A public key infrastructure provides the foundation, components, and features that are necessary for managing certificates and private keys throughout the certificate lifecycle. The certificate lifecycle includes the following:
To manage the certificate lifecycle, a public key infrastructure must provide mechanisms to support the following management activities:
Enroll users and computers for certificates.
Distribute certificates for public use.
Publish certificate revocation lists (CRLs).
Maintain a certificate audit trail.
Users and computers must enroll to request and receive certificates from a CA. The enrollment process varies with the CA and its policies. One of the most common certificate enrollment methods is to use Web pages for certificate requesters to submit their certificate requests. When a request is received by a CA, the CA verifies whether the requester is qualified to receive the certificate and either approves or denies the request.
The certificate issuing policies for CAs vary depending on the level of verification the CA must do to verify the certificate requester's identity. Some certificate requests might be approved or denied quickly because the CA merely checks to see if the requester has a valid Internet e-mail address. Other certificate requests might take longer because the CA must verify the requester's identity through third-party agencies or by conducting background checks.
Some public key infrastructures, such as the Windows 2000 public key infrastructure, can automate the enrollment for certain types of certificates. For example, in Windows 2000, you can optionally configure Public Key Group Policy to automatically enroll Windows 2000 computers for computer certificates.
When certificates are issued, they must be distributed to the requester as well as to distribution points where other users can have access to them, as necessary.
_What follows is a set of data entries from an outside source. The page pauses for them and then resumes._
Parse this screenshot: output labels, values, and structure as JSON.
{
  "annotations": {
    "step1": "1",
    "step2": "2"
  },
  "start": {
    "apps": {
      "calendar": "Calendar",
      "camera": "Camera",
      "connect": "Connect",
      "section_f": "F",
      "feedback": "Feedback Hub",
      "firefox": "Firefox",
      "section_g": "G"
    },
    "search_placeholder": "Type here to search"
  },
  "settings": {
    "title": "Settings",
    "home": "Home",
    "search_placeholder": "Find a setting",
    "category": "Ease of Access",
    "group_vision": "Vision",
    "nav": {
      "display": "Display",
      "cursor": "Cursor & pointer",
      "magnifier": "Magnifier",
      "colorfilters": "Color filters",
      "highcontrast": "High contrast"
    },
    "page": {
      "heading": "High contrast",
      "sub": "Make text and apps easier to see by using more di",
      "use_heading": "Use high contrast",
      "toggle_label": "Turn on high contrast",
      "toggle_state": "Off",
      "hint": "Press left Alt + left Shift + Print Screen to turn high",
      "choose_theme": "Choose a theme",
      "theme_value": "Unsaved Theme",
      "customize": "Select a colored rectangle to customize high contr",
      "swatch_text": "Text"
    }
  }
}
Many public key infrastructures, including the Windows 2000 public key infrastructure, can be configured to automatically distribute certificates through directories, Web pages, public folders, and e-mail.
Certificate Revocation Lists
CAs publish certificate revocation lists (CRLs) to identify certificates that have been revoked (for example, when a certificate user has left the organization or when a private key has been compromised). During the certificate validation process, software can check the CRL to determine whether the certificate is invalid. Certificates that are listed in CRLs are invalid and should not be trusted. When a revoked certificate expires, it is no longer published in the CRL. The CA uses its private key to digitally sign CRLs to prevent tampering with them.
Many public key infrastructures, including the Windows 2000 public key infrastructure, can be configured to periodically publish CRLs. CRLs can be distributed through directories, Web pages, public folders, and e-mail. The X.509 version 3 certificate format includes a field that lists the distribution points for the CRLs published by the issuing CA.
When a certificate reaches its expiration date, the certificate is invalid and can no longer be used. However, certificates can be re-issued or renewed with new, valid dates. The renewal process is similar to the enrollment process.
Certificate Audit Trail
Each CA must maintain an audit trail of certificate requests and the certificates that are issued until they expire. The audit trail records all certificate transactions including failed requests and all of the information contained in each issued certificate. It also provides the information that is required to revoke a certificate and add it to the revocation list. CA administrators can query the audit trail to locate and view information about any certificate request or any certificate that has been issued by the CA.
An audit trail is necessary to meet the security obligations of the CA and the organization. The administrators of the CA must be able to provide records of all certificate transactions. For example, when an issued certificate was used for an illegal activity or for a fraudulent transaction, CA administrators might be asked to provide records to security or law enforcement personnel.
In addition, CA administrators need audit trail records to monitor the network for security breaches. For example, administrators can view the audit trail to detect failed certificate requests or to determine whether someone has improperly obtained certificates.